Based on the successful series of novels by Richelle Meade, “Vampire Academy” introduces us to a world caught halfway between “Twilight” and “Harry Potter And The Chamber Of Secrets” and wearing a mismatched outfit of borrowed clothes from “Mean Girls” and “Clueless”.
Kind of/ sort of / not really hidden from human civilization, a vast vampiric society exists, populated by a variety of fangtasmagorical sub-species including Dhampirs (half-human/ half vampires), Moroi (privileged, “peaceful” mortal vampires) and Strigoi (violent immortal vampires) ruled over by a vampire Queen. When Moroi Princess Lissa (Lucy Fry) and her trainee guardian Dhampir Rose (Zoey Deutch) are tracked down after running away from school, they are immediately returned to the St Vladimir’s Academy where, along with the usual school shenanigans of crushes, playground politics and studies, they must contend with attempted kidnappings, threats written in blood and powerful magical factions vying for control and dominance as the film bumbles its way to a limp and predictable sub-Scooby Denouement.

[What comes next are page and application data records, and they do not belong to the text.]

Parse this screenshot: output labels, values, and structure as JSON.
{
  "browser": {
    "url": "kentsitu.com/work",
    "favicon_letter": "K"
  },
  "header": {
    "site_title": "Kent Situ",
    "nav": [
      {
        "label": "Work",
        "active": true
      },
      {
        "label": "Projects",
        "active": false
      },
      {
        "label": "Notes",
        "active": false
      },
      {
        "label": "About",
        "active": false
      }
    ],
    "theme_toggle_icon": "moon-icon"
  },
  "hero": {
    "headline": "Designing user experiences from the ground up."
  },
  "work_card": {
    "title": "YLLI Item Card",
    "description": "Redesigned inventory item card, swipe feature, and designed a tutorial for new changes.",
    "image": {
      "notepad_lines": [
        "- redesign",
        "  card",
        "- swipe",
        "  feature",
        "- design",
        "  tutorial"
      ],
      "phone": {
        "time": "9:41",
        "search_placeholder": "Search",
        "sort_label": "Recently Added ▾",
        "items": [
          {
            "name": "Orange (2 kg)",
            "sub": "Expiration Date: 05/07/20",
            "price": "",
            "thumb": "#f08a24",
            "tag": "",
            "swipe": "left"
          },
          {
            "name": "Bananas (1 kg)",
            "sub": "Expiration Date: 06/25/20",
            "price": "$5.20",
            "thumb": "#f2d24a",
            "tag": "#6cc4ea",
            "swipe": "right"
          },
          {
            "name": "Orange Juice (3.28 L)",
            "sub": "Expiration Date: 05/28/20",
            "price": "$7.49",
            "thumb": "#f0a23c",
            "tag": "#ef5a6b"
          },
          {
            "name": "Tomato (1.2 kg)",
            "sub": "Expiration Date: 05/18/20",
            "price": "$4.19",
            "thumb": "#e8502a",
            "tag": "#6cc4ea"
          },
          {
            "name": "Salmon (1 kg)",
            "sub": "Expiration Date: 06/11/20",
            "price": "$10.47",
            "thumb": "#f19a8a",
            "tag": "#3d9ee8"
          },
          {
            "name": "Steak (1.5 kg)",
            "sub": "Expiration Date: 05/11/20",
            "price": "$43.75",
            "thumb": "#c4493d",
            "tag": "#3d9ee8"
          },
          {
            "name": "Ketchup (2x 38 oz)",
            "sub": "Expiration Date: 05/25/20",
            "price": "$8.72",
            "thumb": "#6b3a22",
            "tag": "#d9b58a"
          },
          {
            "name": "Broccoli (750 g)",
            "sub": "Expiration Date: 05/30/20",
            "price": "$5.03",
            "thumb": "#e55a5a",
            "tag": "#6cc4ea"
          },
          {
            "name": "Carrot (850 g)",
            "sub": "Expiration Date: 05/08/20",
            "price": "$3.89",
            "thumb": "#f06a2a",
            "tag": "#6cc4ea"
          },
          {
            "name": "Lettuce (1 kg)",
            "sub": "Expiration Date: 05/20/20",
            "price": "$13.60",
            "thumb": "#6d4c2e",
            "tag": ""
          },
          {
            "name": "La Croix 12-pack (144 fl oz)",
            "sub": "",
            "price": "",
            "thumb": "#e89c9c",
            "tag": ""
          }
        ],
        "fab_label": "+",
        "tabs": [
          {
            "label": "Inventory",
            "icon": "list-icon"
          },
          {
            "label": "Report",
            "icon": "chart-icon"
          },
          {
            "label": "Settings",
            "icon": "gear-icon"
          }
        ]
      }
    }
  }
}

I watched this hoping for a bit of campy fun and although there is some of that to be found, it’s buried under so much profoundly awful filmmaking that it’s not worth the bother. Structurally, the film is all over the place, opening with the clumsiest and most unsubtle exposition scene ever committed to celluloid before stumbling into a whole mess of high school movie clichés with magical vampire tropes crowbarred in wherever makes sense (and often where it doesn’t). Any attempts at subtlety or satire fall flat on their face or come off as so goofy, you’ll laugh at the film when you are simply tutting at the stupidity of it all. The shenanigans which go on at the school beggar belief, even for something as rooted in the fantastical as this is. St Vladimir’s Academy is so ridiculously unruly, even the girls from St Trinian’s would be giving this rabble a hefty dose of disapproving side eye.
You can almost see the scenes and events which would work well and make sense in a novel but don’t translate to movies derailing the narrative at almost every turn and although I haven’t read the novel, I’m surprised that screenwriter Daniel Waters (“Hudson Hawk”, “Batman Returns”, “Demolition Man”) has made such a ham-fisted job of it. At least the abysmal dialogue is matched by truly jaw-droppingly dreadful performances, for which Director Mark Waters (“Mean Girls”) must take some of the blame. Not even Gabriel Byrne, Olga Kurylenko, Joely Richardson or even “Modern Family”’s Sarah Hyland manage to escape unscathed from their cartoonish and randomly motivated characters. However it’s the two leads who suffer/ do the most damage here with Zoey Deutch saddled with a ton of paper-over-the-cracks voiceover exposition in the style of a barely adequate “Juno” tribute act and Lucy Fry delivering hands down the worst ‘we’ve all learned something’ speech ever to cap off a performance so wooden that she could have been sharpened to a point and thrust through the heart of the troublesome strigoi.
Irredeemably unoriginal and cheaply, sloppily executed, this is bargain basement stuff through and through. Amongst all the imitation and plagiarism, there is one thing this film can lay a unique claim to: it’s the only thing that’s not ‘a better love story than “Twilight”’.